Approximately seventy Episcopalians joined several hundred other Christians who gathered for the 2004 National Worship on Christian Unity, May 10-13, in Omaha, Nebraska. Under the theme "My Peace I Give To You" from the fourteenth chapter of the Gospel according to St. John, participants engaged in joint worship, interacted with presenters in numerous workshops, and were challenged by keynote addresses from leading ecumenists.
The opening worship took place at Trinity Episcopal Cathedral in Omaha, and was presided over by Bishop Joseph Burnett, diocesan of Nebraska. Lutheran bishop Steven Ullestad, of the Northeast Iowa Synod, brought the opening message as hundreds of worshippers renewed their baptismal vows and came forward to touch the waters of baptism in Trinity's large font. The opening plenary and keynote address occurred the next morning, May 11.
Dr. Martin Marty--historian, journalist, and longtime commentator on the ecumenical scene--asked participants to look seriously at where the "real" differences are between churches today. The gap between rich and poor, the global South and North, issues of race, class, gender, and sexuality head the list. Other differences, Marty suggested, include those churches which view spirituality communally and those which view it more individualistically, and how churches view the "secular" world--should we be committed to the environment, for example, or are secular concerns always hostile to faith? In answer to the question "interfaith or evangelization," Marty insisted that the choice is not between proselytism on the one hand and the kind of dialogue which means giving up parts of our own faith. It is possible to enter into interfaith dialogue and remain deeply committed to one's own tradition.
In conclusion, Marty pointed out that some of the deepest divisions today are those within the churches themselves, not between the churches. "Maybe we should never vote," he suggested. "Aggression, like charity, begins at home! Conventions and synods are like family reunions. They start with loving greetings, as the days wear on tensions arise, and then we leave mad at each other and the only thing we know is that we'll be back next year!" Knowing laughter rippled through the hall as the truth of Marty's wry caricature resonated with many.

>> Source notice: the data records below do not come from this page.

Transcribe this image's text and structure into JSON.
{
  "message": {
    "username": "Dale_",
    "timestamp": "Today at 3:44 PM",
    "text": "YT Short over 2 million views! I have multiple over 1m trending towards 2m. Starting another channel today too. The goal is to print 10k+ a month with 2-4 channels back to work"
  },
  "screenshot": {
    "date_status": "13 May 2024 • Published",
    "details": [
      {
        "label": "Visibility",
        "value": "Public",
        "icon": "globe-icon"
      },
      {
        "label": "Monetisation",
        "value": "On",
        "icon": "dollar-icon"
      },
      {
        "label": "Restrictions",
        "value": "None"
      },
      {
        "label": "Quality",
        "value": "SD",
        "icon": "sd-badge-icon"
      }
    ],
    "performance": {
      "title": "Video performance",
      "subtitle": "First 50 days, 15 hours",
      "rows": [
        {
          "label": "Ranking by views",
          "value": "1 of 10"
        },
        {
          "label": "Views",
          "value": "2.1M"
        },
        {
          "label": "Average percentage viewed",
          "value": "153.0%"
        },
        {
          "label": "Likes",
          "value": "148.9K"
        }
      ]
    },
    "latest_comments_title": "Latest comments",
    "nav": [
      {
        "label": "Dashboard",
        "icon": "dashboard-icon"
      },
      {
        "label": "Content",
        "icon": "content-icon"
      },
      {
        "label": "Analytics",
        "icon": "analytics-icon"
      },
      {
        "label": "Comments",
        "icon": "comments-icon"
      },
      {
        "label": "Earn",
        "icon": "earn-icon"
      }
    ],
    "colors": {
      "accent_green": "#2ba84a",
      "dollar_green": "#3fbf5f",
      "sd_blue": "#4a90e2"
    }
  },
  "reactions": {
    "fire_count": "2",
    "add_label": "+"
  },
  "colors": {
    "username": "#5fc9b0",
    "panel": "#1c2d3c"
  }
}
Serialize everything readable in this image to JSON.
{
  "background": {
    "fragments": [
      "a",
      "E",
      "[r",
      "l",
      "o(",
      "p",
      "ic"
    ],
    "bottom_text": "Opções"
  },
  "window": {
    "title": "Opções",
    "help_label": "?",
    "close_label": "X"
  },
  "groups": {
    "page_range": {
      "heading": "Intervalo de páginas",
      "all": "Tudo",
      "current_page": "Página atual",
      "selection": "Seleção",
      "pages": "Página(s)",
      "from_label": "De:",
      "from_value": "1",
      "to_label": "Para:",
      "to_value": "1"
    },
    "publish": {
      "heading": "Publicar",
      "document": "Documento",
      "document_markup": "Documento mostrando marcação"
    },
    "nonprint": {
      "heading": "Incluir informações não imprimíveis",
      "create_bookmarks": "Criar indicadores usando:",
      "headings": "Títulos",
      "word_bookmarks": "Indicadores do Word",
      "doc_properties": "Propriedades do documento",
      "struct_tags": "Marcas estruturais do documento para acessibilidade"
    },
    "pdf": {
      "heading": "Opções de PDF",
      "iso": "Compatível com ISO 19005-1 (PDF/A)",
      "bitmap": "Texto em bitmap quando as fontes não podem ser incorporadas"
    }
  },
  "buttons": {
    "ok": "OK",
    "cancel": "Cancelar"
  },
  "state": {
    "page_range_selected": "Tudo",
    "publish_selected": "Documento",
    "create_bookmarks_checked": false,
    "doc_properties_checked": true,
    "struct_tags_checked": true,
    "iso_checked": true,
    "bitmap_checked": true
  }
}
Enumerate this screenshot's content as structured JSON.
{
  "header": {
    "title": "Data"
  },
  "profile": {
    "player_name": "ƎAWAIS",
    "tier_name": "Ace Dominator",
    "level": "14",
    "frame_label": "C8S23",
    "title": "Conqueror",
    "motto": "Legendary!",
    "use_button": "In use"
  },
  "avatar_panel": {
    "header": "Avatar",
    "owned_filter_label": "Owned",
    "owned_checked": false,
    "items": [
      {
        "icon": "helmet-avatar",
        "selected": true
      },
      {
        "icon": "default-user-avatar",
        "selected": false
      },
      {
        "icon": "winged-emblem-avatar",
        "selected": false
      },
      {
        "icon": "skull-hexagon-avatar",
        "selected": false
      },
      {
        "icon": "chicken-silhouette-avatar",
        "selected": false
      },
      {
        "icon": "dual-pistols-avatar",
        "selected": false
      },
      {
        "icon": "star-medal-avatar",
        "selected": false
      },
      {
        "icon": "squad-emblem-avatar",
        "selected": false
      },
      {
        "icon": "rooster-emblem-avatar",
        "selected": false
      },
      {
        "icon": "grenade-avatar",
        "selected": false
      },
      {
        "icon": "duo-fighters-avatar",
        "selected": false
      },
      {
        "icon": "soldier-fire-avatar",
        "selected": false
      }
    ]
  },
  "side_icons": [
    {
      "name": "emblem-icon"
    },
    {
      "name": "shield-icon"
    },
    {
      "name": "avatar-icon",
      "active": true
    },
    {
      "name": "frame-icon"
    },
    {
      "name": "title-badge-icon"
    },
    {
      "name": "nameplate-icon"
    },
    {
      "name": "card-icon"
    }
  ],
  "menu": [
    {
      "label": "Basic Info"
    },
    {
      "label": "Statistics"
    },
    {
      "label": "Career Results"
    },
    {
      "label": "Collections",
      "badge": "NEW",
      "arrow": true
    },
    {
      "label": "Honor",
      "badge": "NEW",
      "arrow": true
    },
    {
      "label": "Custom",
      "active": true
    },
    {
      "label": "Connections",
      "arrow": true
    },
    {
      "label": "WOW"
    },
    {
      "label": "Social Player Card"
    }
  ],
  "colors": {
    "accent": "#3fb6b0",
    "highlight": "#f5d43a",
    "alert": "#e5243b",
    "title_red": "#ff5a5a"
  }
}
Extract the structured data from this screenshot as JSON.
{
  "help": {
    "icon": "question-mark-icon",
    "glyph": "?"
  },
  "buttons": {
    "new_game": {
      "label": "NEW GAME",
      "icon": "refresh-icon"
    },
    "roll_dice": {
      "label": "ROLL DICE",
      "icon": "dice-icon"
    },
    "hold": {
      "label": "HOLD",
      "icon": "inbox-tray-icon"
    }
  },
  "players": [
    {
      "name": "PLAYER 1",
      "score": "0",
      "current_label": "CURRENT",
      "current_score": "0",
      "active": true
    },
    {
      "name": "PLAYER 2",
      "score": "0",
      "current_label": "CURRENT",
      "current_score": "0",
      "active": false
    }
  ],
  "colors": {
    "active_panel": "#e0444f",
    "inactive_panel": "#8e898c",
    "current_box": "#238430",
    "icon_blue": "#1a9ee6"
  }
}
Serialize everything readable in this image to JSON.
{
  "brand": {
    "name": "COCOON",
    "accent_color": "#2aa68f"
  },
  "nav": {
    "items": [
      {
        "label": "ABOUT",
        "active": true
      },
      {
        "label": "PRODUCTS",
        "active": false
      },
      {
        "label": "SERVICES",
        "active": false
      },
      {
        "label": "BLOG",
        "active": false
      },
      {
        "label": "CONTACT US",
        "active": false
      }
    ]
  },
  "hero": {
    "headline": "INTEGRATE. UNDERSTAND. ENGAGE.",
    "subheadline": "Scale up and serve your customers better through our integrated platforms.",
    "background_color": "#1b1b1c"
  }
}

Workshops alternated between those offered by the NWCU itself and those offered by the various ecumenical networks present, such as the Episcopal Diocesan Ecumenical Officers, the Roman Catholic National Association of Diocesan Ecumenical Officers, and the Lutheran Ecumenical Representatives Network. Examples of the former included "Hunger for Communion at the Lord's Table" offered by the Rev. Dr. Dierdra-Kriewald and Brother Jeffrey Gros, F.S.C.; "Ecumenical Challenges in Global Christianity" offered by the Rev. Ian T. Douglas, Ph.D., and "With Friends Like These..." presented by Dr. Michael Kinnamon, from his new book 'The Vision of the Ecumenical Movement and How It Has Been Impoverished By Its Friends.'
Seminars sponsored by the networks included "Christian Churches in the Holy Land" presented by the Rev. Fahed Abu-Akel of the Presbyterian Church, USA; "Interreligious Relations" by Sonia Omulepu of the Episcopal Church and the Rev. Shanta Premawardhana of the National Council of Churches; and "Native American Catholic Identity" presented by Sister Marie Therese Archambeault. Plenary Bible studies were led by the Rev. Dr. William Tabbernee who clearly and compellingly explored the fascinating theme "A Synthesis of the Role of Tradition and Hermeneutics in the Study of the Sacred Text," complete with slides of such early church sites as Ephesus, Rome, and Lyons.
Full communion relationships and ongoing ecumenical dialogues were celebrated at the National Workshop by such events as the Lutheran-Episcopal Eucharist at the Kountze Memorial Lutheran Church and the "Churches Uniting In Christ" Eucharist celebrated at the First Central United Church of Christ. The Rev. Dr. Bertrice Wood, Executive Director of CUIC, was the preacher at this service.
"It is my feeling that this was one of our finest workshops in recent years," said Bishop Christopher Epting, the Presiding Bishop's Deputy for Ecumenical Relations. "It is a pleasure to serve on the National Planning Committee for this event and I would invite Episcopalians everywhere to consider joining us next year, April 3-7, 2005, in New Orleans."